Raised in the Gorbals district of Glasgow, McLintock was playing for Shawfield Juniors when he was spotted by Leicester City and joined the Midlands club on his 17th birthday in 1957. A tenacious and intelligent centre half or midfielder, he made his first team breakthrough two years later and was part of the team still regarded by many Leicester fans as the finest in the club’s history. McLintock was part of two FA Cup final losing sides with the Foxes, in 1961 and 1963, during a spell when they were consistent contenders for major honours.
In October 1964, he was sold to Arsenal for a then record fee of £80,000 and enjoyed a highly successful nine years at Highbury. As captain of Arsenal, he led them to a Fairs Cup final triumph over Anderlecht in 1970 and then to the League and FA Cup double the following year when he was named Footballer of the Year in England.
McLintock left Arsenal in 1973, making the short move to Queen’s Park Rangers where he narrowly missed out on another League title success in 1976, when they finished just a point behind champions Liverpool.
He was capped nine times by Scotland, captaining his country once. After retiring as a player in 1977, McLintock had spells as manager of Leicester City and Brentford before becoming a media pundit. Now 72, last night saw him complete a double honour after also being inducted into the English Football Hall of Fame three years ago.
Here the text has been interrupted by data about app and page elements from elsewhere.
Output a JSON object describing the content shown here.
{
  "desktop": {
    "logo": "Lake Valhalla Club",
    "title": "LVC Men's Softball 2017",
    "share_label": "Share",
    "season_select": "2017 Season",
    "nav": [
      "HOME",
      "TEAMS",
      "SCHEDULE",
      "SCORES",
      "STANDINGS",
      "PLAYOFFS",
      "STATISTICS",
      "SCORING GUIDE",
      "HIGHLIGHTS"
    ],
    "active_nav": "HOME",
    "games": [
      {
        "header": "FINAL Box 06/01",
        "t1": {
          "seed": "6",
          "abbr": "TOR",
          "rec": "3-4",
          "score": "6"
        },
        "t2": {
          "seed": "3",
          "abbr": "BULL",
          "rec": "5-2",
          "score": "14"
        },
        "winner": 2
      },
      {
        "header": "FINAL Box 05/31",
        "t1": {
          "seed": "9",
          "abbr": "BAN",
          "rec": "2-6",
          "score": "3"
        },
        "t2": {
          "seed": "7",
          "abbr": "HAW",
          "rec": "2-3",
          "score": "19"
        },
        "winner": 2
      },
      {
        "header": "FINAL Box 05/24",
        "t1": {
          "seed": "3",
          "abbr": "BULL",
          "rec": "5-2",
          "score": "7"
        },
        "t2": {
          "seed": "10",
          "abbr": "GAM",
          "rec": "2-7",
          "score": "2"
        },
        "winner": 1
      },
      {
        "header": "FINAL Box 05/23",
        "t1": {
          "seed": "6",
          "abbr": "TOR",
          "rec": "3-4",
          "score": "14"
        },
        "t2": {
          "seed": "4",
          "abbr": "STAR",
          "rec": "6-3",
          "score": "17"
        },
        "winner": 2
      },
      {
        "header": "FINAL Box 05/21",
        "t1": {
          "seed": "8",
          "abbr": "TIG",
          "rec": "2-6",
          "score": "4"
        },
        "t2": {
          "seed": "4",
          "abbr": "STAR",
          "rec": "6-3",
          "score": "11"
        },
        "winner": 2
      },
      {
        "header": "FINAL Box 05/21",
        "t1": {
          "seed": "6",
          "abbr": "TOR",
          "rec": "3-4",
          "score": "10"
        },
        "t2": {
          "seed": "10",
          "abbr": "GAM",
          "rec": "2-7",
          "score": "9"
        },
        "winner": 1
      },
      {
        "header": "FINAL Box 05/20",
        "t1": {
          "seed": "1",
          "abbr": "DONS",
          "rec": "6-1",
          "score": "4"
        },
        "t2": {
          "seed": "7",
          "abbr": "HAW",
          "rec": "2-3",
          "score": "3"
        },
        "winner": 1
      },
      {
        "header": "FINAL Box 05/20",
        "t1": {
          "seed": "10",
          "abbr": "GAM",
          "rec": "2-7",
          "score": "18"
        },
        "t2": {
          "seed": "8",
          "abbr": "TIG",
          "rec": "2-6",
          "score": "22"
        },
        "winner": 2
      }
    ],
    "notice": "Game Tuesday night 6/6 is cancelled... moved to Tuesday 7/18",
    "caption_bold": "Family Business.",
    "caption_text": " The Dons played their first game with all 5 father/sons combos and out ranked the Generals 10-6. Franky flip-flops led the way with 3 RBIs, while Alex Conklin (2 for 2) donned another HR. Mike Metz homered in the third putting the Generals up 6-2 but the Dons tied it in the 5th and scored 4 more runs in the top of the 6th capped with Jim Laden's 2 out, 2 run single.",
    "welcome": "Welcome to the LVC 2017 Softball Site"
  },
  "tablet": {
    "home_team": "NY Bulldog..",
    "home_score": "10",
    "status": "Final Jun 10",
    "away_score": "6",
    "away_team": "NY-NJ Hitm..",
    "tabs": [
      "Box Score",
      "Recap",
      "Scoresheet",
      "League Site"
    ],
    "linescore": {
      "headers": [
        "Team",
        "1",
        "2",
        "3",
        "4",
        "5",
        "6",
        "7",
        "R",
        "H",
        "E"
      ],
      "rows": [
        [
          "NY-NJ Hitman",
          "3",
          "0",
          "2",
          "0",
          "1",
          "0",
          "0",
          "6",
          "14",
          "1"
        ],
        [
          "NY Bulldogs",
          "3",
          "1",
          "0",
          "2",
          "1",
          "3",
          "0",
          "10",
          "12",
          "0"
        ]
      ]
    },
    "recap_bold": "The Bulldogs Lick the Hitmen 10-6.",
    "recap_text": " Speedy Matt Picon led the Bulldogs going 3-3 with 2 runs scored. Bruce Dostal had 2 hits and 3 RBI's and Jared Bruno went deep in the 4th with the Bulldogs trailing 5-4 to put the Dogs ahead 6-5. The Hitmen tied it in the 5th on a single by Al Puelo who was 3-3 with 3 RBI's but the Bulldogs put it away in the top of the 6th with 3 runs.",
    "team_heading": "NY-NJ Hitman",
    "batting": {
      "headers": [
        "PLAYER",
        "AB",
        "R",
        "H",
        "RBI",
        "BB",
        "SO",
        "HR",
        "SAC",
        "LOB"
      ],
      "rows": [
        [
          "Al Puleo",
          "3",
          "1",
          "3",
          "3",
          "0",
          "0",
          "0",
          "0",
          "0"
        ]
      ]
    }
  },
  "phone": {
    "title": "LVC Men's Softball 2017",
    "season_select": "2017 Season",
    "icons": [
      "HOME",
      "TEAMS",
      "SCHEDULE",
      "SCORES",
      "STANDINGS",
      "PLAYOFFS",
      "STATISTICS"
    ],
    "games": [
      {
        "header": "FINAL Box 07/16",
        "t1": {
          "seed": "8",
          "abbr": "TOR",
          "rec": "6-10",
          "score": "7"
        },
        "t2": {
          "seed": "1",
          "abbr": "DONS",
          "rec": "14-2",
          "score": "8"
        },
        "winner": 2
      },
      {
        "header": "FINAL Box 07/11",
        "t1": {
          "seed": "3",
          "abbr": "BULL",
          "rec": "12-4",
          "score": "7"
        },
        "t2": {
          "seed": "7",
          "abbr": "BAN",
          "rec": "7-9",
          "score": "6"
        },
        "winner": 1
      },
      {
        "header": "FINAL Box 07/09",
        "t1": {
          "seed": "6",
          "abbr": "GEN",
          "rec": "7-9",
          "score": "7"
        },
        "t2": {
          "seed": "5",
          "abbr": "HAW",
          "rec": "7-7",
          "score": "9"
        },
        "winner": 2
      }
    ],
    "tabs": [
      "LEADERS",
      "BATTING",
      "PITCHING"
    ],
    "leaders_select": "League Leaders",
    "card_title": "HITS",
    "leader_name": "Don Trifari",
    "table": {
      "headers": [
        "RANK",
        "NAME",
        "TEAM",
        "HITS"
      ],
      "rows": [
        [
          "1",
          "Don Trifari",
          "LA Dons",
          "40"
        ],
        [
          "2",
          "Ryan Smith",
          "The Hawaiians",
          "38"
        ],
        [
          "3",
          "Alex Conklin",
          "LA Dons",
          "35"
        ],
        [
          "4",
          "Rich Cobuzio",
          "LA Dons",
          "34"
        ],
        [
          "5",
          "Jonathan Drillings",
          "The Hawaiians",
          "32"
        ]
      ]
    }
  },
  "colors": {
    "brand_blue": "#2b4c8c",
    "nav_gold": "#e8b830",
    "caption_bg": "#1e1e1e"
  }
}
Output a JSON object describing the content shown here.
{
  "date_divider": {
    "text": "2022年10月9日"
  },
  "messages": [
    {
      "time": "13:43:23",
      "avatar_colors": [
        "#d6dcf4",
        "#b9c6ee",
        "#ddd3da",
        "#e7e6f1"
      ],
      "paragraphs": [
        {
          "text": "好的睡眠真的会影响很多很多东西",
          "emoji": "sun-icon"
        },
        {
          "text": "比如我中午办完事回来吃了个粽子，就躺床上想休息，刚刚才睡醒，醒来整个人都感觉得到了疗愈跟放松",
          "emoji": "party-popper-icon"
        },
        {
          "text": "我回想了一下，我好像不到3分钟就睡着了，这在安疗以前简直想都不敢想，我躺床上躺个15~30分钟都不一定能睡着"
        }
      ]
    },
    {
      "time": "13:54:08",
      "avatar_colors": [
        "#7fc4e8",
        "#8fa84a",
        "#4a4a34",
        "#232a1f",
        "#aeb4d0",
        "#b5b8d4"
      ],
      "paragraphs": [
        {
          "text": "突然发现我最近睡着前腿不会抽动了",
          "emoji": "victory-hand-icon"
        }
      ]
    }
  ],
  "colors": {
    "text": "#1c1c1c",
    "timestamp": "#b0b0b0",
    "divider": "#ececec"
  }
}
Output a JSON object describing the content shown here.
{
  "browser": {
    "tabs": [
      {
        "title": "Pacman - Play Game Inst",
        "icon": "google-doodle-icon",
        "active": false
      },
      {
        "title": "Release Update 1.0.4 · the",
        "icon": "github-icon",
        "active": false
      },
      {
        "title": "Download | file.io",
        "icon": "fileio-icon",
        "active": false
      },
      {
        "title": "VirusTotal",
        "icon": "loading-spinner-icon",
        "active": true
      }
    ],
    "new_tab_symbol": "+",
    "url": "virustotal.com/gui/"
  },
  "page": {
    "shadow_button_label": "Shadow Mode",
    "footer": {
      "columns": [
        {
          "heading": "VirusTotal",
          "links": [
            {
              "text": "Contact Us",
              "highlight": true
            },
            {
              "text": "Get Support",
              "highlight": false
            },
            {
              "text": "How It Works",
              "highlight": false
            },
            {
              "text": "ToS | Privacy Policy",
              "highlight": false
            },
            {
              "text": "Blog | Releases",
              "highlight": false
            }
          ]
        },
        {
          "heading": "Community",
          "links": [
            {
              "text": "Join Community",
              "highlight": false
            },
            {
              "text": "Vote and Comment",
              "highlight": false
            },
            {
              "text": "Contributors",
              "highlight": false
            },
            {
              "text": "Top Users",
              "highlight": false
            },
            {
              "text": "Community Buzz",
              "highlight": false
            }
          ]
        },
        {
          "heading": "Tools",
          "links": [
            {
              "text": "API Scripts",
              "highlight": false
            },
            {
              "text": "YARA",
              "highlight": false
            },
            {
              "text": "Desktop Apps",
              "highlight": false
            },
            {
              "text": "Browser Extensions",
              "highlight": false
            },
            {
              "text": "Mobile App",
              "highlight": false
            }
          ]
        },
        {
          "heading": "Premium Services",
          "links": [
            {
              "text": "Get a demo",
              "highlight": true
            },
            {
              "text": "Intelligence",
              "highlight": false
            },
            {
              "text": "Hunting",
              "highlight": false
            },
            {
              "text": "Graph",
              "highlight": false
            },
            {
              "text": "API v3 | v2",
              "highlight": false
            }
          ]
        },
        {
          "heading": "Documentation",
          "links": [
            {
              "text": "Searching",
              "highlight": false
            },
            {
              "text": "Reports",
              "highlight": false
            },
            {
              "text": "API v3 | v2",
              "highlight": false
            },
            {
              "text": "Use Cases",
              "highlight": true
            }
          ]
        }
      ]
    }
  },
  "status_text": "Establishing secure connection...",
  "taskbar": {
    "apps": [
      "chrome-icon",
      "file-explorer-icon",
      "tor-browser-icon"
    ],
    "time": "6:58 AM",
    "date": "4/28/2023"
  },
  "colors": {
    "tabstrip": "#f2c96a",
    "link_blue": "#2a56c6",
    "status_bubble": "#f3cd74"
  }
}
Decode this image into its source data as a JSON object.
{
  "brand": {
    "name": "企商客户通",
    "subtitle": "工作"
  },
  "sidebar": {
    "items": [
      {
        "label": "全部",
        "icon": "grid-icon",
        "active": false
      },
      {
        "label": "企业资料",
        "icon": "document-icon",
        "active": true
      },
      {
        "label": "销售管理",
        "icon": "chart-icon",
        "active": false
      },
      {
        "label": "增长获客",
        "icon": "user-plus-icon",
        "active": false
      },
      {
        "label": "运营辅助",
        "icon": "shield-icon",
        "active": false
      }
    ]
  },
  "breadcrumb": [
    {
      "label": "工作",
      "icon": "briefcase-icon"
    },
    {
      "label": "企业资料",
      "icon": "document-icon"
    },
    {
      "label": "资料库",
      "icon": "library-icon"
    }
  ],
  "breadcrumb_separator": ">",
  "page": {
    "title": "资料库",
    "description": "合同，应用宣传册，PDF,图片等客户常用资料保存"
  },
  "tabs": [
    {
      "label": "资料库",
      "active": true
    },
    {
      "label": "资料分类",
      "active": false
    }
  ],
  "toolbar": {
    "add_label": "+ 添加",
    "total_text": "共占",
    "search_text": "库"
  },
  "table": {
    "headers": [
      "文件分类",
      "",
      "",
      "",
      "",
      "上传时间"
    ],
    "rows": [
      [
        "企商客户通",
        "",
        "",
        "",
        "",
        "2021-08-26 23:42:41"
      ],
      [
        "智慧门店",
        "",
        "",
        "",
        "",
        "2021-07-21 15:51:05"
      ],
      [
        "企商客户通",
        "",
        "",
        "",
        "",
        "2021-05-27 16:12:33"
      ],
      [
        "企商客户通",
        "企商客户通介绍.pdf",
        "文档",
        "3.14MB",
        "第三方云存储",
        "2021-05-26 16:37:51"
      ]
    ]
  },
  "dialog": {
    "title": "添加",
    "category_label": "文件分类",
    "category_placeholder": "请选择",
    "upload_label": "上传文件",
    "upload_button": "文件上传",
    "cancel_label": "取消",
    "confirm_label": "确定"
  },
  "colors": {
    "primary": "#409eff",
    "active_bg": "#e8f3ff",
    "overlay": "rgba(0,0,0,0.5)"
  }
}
The son of a sugar plantation owner, Watson was born in what was then known as British Guiana (now Guyana) in 1857. He was educated in London before moving to Scotland to study engineering at the University of Glasgow.
After playing for Maxwell FC and Parkgrove FC, Watson joined Queen’s Park in 1880 and helped the country’s then pre-eminent club add to their haul of Scottish Cup triumphs.
In March 1881, Watson was selected by Scotland and became the world’s first black international player. His debut was a triumph as he helped Scotland crush England 6-1 away from home. He was a member of the side which defeated Wales 5-1 the following week, before winning his third and final cap in 1882 when Scotland inflicted another beating on England, this time 5-1 at Hampden.
Watson moved to England, where he played for Swifts and Corinthians, before emigrating to Australia. He died there in 1902 at the age of 44.